The Electronic Warfare Technician (EW) rating was born in 1971 when the Radarman (RD) rating was disestablished and Sailors serving in that capacity were moved to the existing Electronics Technicians (ET) rating, the newly formed EW rating, or were assigned to one of the new established positions of Operations Specialist (OS). In 2003, the Electronic Warfare rating was merged with the Cryptologic Technician Technical (CTT) service rating, creating a community of around 3,000 technicians schooled in a variety of Electronic Warfare techniques.
Just as with any type of warfare, Electronic Warfare can be waged either offensively or defensively. Examples of offensive Electronic Warfare include radio jamming (flooding a frequency with another transmission, for instance) radar jamming (degrading radar signals through the introduction of deceptive decoys or “noise” that renders the device useless). Defense measures employee many of the same principles used in offensive electronic warfare.
Determining just how advanced electronic warfare capabilities have progressed is nearly impossible because of the security measures understandably taken to keep such information classified.

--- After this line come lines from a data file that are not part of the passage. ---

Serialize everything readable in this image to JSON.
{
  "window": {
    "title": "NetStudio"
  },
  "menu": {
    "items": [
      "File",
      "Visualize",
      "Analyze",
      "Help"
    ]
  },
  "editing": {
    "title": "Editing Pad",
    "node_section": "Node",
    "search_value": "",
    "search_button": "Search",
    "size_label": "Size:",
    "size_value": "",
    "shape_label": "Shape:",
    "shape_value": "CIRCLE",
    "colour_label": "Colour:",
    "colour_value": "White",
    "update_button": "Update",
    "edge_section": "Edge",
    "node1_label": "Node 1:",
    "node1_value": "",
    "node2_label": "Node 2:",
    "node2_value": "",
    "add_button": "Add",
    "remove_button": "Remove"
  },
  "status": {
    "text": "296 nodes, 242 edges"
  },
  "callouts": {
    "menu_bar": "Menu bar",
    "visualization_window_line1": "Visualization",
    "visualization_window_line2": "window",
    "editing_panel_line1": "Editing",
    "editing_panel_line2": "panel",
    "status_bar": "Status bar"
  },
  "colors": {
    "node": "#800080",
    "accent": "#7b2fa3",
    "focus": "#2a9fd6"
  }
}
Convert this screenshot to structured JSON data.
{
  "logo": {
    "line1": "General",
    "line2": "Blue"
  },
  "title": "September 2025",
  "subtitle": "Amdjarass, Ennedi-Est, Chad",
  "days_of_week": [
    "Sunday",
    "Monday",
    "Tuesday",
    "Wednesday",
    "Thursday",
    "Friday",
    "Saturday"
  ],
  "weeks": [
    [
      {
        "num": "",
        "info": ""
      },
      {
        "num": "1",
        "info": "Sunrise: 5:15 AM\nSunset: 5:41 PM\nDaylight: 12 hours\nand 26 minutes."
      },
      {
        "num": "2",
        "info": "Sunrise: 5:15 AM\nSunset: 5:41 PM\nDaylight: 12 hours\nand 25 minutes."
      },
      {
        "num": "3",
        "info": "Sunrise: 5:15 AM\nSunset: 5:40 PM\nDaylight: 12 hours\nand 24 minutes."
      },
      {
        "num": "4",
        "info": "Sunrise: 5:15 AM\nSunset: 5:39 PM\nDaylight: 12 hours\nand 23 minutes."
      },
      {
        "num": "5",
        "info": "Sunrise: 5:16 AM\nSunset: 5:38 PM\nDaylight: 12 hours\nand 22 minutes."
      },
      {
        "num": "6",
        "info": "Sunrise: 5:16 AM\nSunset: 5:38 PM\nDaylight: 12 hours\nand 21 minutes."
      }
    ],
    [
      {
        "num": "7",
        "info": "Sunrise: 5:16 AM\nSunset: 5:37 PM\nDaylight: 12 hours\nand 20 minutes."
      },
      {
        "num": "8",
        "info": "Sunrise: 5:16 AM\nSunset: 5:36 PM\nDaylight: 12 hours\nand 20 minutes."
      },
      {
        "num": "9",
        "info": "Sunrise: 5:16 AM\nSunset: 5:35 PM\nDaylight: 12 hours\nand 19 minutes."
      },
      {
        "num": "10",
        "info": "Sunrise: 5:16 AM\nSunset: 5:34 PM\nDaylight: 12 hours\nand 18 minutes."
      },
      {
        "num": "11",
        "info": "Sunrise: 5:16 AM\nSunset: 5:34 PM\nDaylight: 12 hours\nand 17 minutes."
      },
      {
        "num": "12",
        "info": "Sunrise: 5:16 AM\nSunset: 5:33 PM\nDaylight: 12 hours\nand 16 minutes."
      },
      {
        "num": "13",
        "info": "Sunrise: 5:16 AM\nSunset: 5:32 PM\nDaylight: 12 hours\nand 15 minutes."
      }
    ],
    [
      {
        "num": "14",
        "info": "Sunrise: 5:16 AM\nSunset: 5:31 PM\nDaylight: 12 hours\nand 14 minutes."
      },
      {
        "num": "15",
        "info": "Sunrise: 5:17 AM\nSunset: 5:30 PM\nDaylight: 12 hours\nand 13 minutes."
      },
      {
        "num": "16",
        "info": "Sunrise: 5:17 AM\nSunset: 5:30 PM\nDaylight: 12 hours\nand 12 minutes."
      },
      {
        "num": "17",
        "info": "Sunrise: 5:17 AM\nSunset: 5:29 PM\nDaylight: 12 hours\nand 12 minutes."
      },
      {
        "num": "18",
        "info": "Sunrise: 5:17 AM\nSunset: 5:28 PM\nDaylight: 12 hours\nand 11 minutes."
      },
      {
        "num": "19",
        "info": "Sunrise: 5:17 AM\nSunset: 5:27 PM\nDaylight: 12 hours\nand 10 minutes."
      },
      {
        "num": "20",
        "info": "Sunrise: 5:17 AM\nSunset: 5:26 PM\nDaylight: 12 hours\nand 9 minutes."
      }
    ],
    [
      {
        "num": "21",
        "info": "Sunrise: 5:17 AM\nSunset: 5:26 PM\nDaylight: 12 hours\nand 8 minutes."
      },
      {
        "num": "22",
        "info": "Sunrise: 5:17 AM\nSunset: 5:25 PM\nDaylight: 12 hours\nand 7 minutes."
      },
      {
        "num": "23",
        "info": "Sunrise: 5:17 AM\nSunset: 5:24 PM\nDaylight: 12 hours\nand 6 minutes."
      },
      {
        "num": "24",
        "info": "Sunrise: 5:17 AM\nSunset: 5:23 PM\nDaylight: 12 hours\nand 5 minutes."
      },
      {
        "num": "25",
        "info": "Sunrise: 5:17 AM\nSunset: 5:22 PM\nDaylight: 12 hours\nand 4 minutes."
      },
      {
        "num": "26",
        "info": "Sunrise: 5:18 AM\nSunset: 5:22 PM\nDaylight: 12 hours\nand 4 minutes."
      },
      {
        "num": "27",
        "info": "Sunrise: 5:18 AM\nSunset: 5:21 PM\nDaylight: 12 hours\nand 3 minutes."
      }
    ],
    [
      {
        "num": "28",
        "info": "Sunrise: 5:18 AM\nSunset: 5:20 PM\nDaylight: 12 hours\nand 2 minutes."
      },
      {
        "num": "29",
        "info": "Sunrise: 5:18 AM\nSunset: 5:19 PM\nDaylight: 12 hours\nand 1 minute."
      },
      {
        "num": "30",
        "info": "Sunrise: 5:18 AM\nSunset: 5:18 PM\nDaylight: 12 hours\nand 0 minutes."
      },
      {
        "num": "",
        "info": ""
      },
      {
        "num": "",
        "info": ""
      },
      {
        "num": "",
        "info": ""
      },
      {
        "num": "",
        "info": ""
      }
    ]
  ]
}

While the U.S. military has stated it does not have a working electromagnetic-pulse weapon capable of a focused, targeted attack, warfighters across all branches are trained in the doctrines of EMP weaponry.